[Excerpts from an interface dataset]
_ _ _ _

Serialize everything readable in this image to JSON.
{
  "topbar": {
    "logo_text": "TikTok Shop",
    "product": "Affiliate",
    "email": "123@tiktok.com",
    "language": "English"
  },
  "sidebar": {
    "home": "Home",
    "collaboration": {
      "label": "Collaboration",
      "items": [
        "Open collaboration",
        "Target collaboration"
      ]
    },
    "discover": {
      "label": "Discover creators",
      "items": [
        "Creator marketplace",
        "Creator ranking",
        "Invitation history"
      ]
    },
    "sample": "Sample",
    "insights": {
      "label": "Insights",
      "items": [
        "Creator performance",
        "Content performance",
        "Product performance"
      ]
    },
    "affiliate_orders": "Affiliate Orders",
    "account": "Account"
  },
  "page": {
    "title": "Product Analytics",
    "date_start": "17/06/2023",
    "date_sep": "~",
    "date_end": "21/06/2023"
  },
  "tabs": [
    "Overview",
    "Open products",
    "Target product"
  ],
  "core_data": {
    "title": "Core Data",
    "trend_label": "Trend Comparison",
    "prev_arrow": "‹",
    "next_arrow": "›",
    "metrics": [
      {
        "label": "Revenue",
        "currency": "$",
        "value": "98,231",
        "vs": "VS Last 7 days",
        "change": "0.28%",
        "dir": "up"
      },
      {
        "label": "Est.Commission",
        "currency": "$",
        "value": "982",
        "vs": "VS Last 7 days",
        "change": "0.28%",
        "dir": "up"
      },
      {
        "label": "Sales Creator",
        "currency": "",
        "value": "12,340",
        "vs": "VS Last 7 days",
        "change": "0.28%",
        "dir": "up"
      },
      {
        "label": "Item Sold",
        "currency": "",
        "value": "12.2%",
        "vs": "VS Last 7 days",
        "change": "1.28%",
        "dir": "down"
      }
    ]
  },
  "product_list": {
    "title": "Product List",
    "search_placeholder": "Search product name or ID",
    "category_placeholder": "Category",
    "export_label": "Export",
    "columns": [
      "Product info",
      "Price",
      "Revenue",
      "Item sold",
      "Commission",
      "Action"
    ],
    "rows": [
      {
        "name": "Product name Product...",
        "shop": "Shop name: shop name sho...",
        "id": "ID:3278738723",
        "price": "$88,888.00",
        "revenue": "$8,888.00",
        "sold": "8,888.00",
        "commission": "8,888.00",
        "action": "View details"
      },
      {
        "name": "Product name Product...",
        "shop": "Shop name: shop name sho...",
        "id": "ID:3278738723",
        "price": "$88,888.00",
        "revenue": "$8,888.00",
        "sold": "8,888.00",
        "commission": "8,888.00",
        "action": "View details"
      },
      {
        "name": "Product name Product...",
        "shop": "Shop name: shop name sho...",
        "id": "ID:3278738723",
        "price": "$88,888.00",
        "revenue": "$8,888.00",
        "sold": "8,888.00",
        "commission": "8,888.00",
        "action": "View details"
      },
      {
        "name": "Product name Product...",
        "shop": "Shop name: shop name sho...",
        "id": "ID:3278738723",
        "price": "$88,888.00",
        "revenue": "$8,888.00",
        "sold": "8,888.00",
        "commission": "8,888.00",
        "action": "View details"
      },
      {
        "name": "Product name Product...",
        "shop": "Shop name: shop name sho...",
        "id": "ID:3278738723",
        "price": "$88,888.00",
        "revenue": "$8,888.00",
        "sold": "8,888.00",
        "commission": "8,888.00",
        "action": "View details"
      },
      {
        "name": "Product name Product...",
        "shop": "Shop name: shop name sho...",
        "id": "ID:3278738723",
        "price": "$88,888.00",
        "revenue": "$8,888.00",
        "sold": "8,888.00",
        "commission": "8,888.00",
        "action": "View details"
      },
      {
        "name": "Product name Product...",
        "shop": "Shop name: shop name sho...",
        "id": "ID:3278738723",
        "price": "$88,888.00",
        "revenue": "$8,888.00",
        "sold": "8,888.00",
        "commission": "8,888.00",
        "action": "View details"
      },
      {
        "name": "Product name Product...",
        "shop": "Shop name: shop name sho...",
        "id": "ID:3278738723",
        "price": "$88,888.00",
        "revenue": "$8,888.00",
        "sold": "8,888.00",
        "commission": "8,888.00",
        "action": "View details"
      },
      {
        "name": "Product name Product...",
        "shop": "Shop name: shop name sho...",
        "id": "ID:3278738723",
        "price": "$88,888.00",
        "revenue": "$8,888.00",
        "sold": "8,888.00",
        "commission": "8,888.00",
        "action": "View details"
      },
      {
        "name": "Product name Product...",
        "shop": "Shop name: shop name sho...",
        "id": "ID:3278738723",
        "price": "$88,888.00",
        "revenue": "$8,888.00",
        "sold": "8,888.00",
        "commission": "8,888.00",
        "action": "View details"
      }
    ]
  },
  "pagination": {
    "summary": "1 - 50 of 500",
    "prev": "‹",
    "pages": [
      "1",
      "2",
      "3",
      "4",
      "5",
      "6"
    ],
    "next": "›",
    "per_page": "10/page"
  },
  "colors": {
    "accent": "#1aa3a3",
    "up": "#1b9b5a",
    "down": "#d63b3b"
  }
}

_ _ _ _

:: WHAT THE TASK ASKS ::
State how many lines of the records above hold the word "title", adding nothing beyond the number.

:: ANSWER TO THIS PROBLEM ::
3